  43. MacAskill E (2009)

  44. Defensetech (2010)

  45. Papernot N, McDaniel P, Jha S, Fredrikson M, Celik ZB, Swami A (2016) The limitations of deep learning in adversarial settings. In: 2016 IEEE European symposium on security and privacy (EuroS P), pp 372–387.

  46. Cummings ML (2020) Rethinking the maturity of AI in safety critical settings. In: Advances in artificial intelligence magazine

    Google Scholar 

  47. Alcorn MA, Li Q, Gong Z, Wang C, Mair L, Ku WS, Nguyen A (2018) Strike (with) a pose: neural networks are easily fooled by strange poses of familiar objects. arXiv: 1811.1153

    Google Scholar 

  48. Zang S, Ding M, Smith D, Tyler P, Rakotoarivelo T, Kaafar MA (2019) The impact of adverse weather conditions on autonomous vehicles: How rain, snow, fog and hail affect the performance of a self-driving car. IEEE Veh Technol Mag 103–111

    Google Scholar 

  49. Athalye A, Engstrom L, Ilyas A, Kwok K (2018) Synthesizing robust adversarial examples. In: Proceedings of the 35th international conference on machine learning (PMLR 80: 2840293)

    Google Scholar 

  50. Eykhold K, Evtimov I, Fernandes E, Li B, Rahmati A, Xi C, Prakash A, Kohno T, Song D (2019) Robust physical world attacks on deep learning models. arXiv: 1707.08945

    Google Scholar 

Download references

Author information

Authors and Affiliations


Corresponding author

Correspondence to Amanda Sharkey .

Editor information

Editors and Affiliations

Rights and permissions

Open Access This chapter is licensed under the terms of the Creative Commons Attribution 4.0 International License (, which permits use, sharing, adaptation, distribution and reproduction in any medium or format, as long as you give appropriate credit to the original author(s) and the source, provide a link to the Creative Commons license and indicate if changes were made.

The images or other third party material in this chapter are included in the chapter's Creative Commons license, unless indicated otherwise in a credit line to the material. If material is not included in the chapter's Creative Commons license and your intended use is not permitted by statutory regulation or exceeds the permitted use, you will need to obtain permission directly from the copyright holder.

Reprints and Permissions

Copyright information

© 2021 The Author(s)

About this chapter

Verify currency and authenticity via CrossMark

Cite this chapter
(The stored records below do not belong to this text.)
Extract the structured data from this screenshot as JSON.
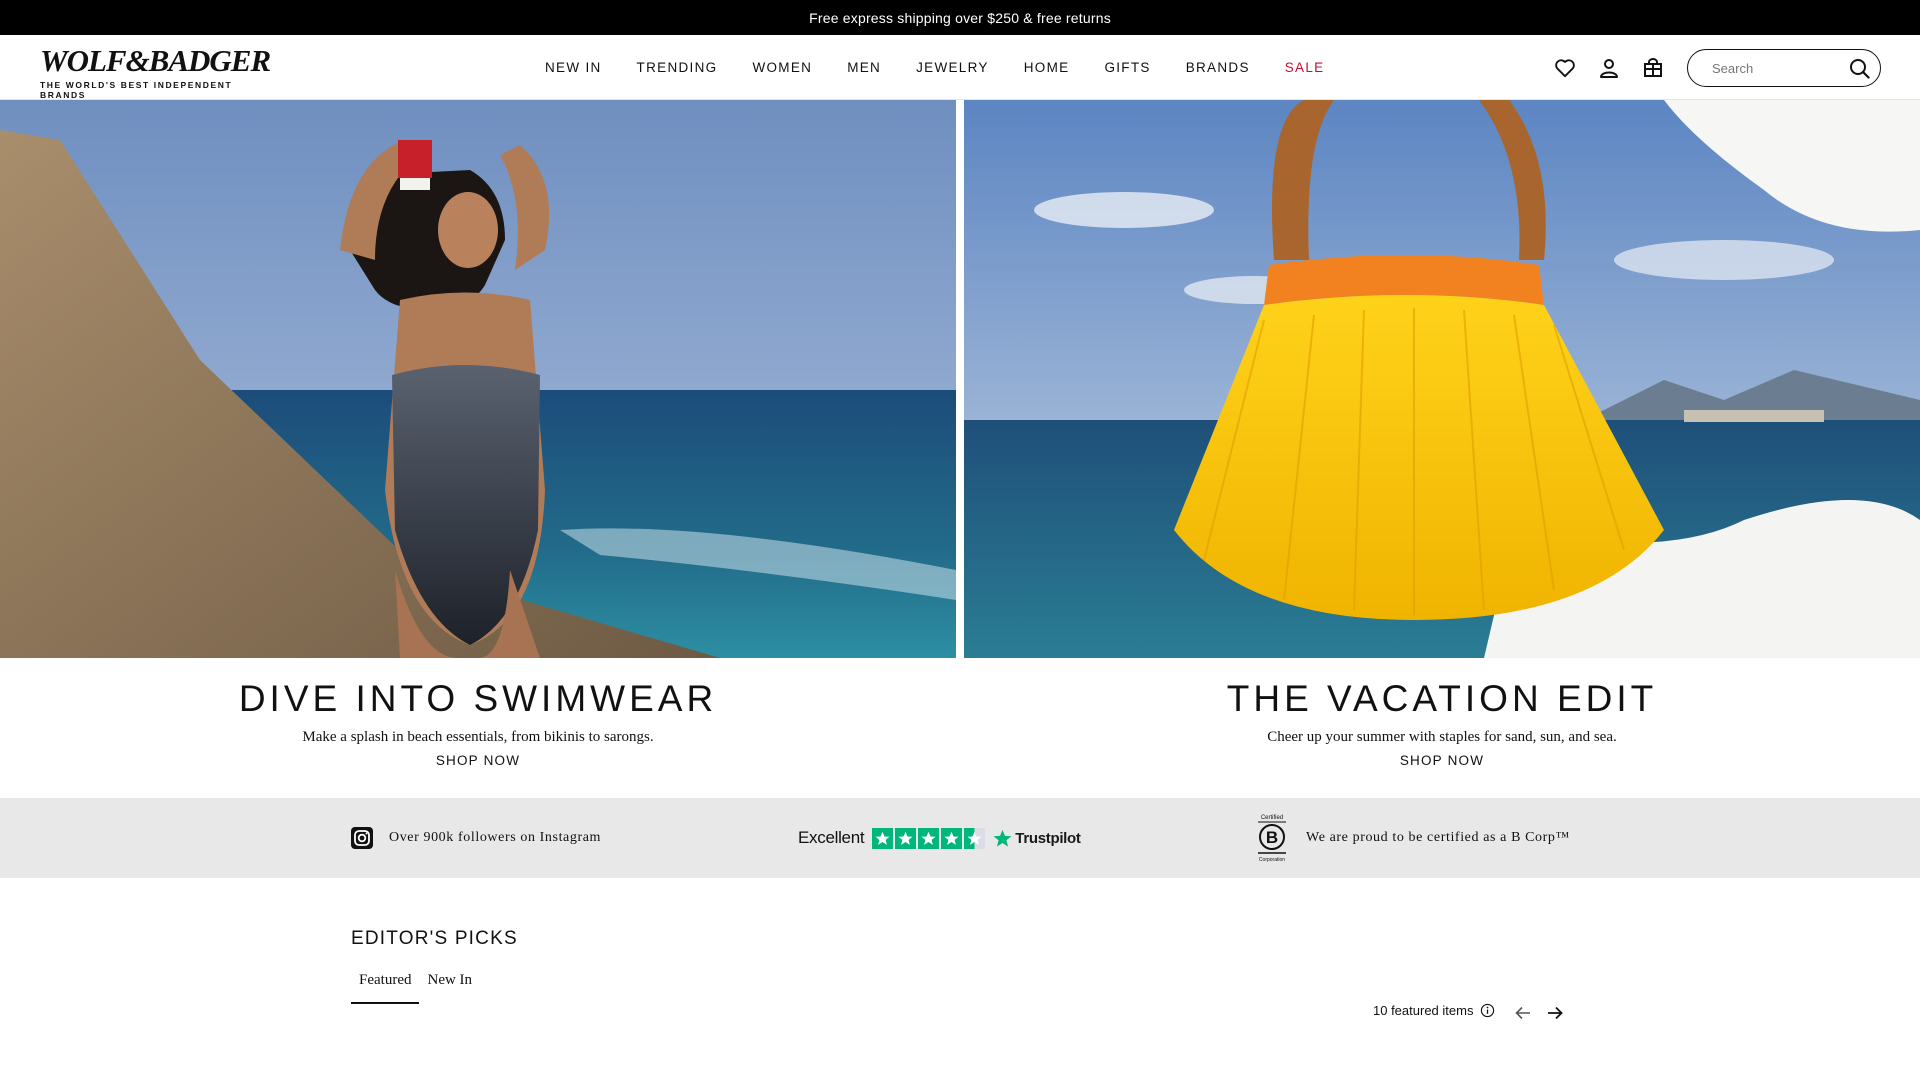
{
  "announcement": {
    "text": "Free express shipping over $250 & free returns"
  },
  "header": {
    "logo_text": "WOLF&BADGER",
    "logo_tagline": "THE WORLD'S BEST INDEPENDENT BRANDS",
    "nav": [
      {
        "label": "NEW IN"
      },
      {
        "label": "TRENDING"
      },
      {
        "label": "WOMEN"
      },
      {
        "label": "MEN"
      },
      {
        "label": "JEWELRY"
      },
      {
        "label": "HOME"
      },
      {
        "label": "GIFTS"
      },
      {
        "label": "BRANDS"
      },
      {
        "label": "SALE",
        "color": "#c8102e"
      }
    ],
    "icons": [
      "heart-icon",
      "user-icon",
      "bag-icon"
    ],
    "search": {
      "placeholder": "Search",
      "value": ""
    }
  },
  "heroes": [
    {
      "title": "DIVE INTO SWIMWEAR",
      "subtitle": "Make a splash in beach essentials, from bikinis to sarongs.",
      "cta": "SHOP NOW"
    },
    {
      "title": "THE VACATION EDIT",
      "subtitle": "Cheer up your summer with staples for sand, sun, and sea.",
      "cta": "SHOP NOW"
    }
  ],
  "trust": {
    "instagram": "Over 900k followers on Instagram",
    "trustpilot_rating": "Excellent",
    "trustpilot_stars": 4.5,
    "trustpilot_brand": "Trustpilot",
    "bcorp_top": "Certified",
    "bcorp_bottom": "Corporation",
    "bcorp": "We are proud to be certified as a B Corp™"
  },
  "editors_picks": {
    "title": "EDITOR'S PICKS",
    "tabs": [
      {
        "label": "Featured",
        "active": true
      },
      {
        "label": "New In",
        "active": false
      }
    ],
    "count_label": "10 featured items"
  },
  "colors": {
    "announcement_bg": "#000000",
    "sale": "#c8102e",
    "trust_band": "#e8e8e8",
    "trustpilot_green": "#00b67a"
  }
}
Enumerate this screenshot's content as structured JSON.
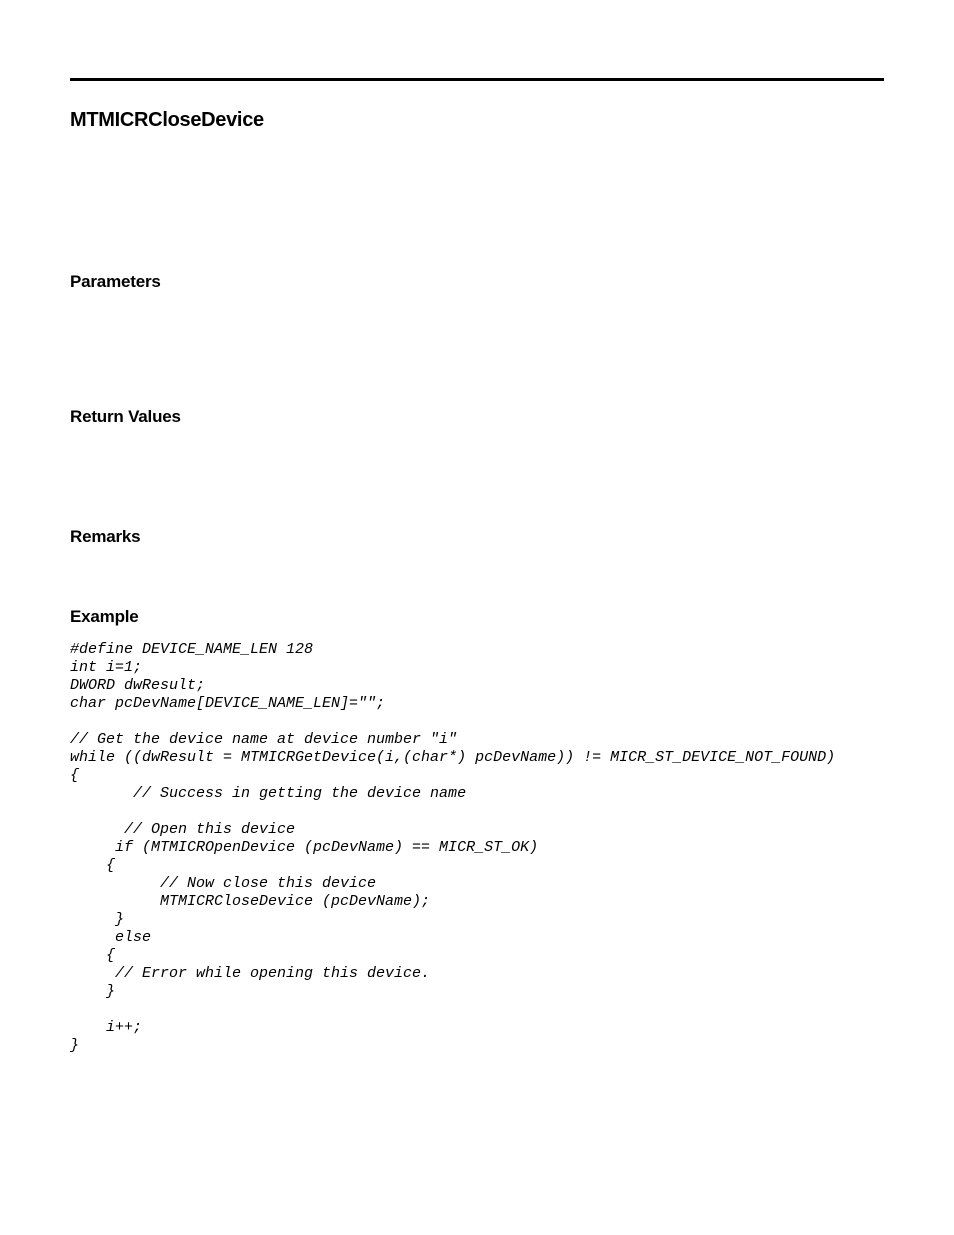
{
  "title": "MTMICRCloseDevice",
  "sections": {
    "parameters": "Parameters",
    "return_values": "Return Values",
    "remarks": "Remarks",
    "example": "Example"
  },
  "code_lines": [
    "#define DEVICE_NAME_LEN 128",
    "int i=1;",
    "DWORD dwResult;",
    "char pcDevName[DEVICE_NAME_LEN]=\"\";",
    "",
    "// Get the device name at device number \"i\"",
    "while ((dwResult = MTMICRGetDevice(i,(char*) pcDevName)) != MICR_ST_DEVICE_NOT_FOUND)",
    "{",
    "       // Success in getting the device name",
    "",
    "      // Open this device",
    "     if (MTMICROpenDevice (pcDevName) == MICR_ST_OK)",
    "    {",
    "          // Now close this device",
    "          MTMICRCloseDevice (pcDevName);",
    "     }",
    "     else",
    "    {",
    "     // Error while opening this device.",
    "    }",
    "",
    "    i++;",
    "}"
  ]
}
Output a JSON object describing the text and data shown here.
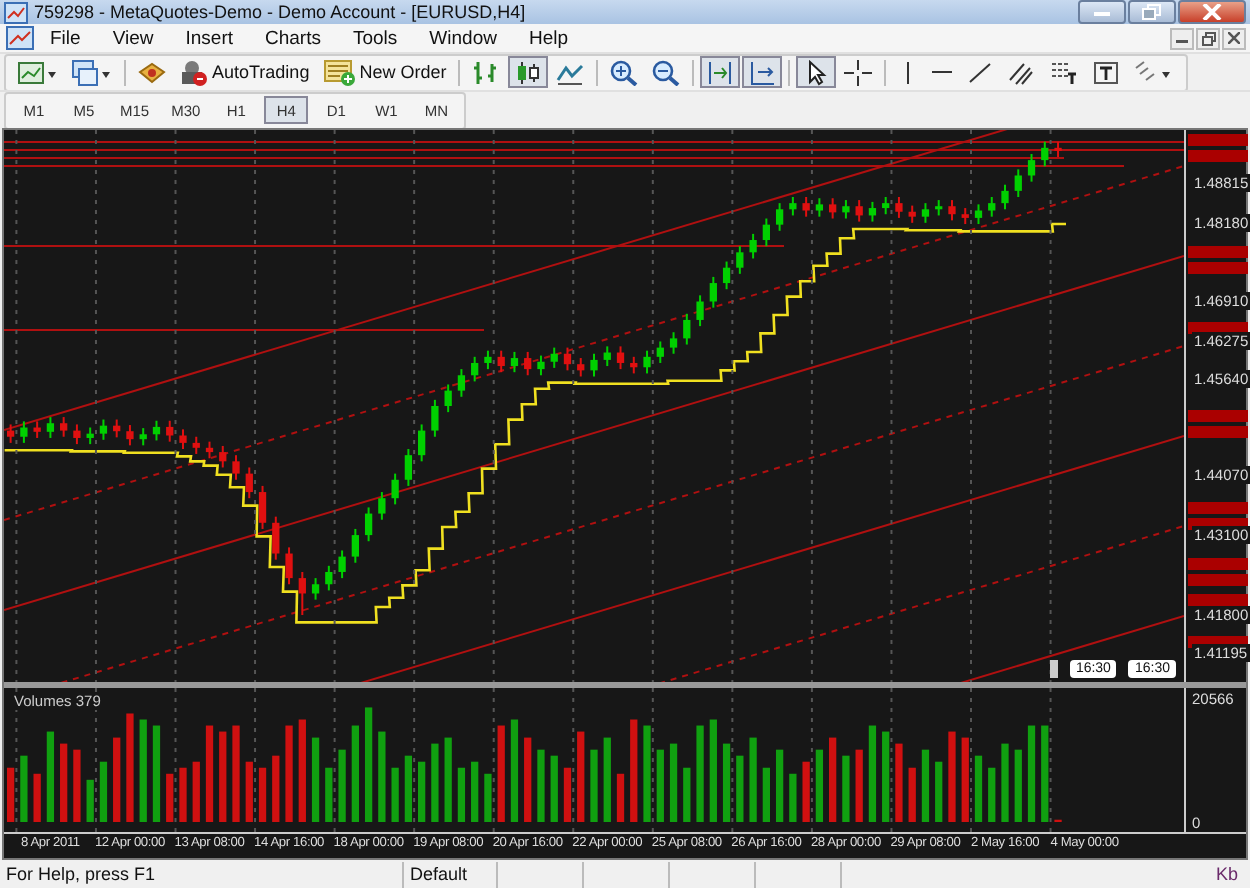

Sharkey, A., Sharkey, N. (2021). Sunlight Glinting on Clouds: Deception and Autonomous Weapons Systems. In: Henschke, A., Reed, A., Robbins, S., Miller, S. (eds) Counter-Terrorism, Ethics and Technology. Advanced Sciences and Technologies for Security Applications. Springer, Cham.

Download citation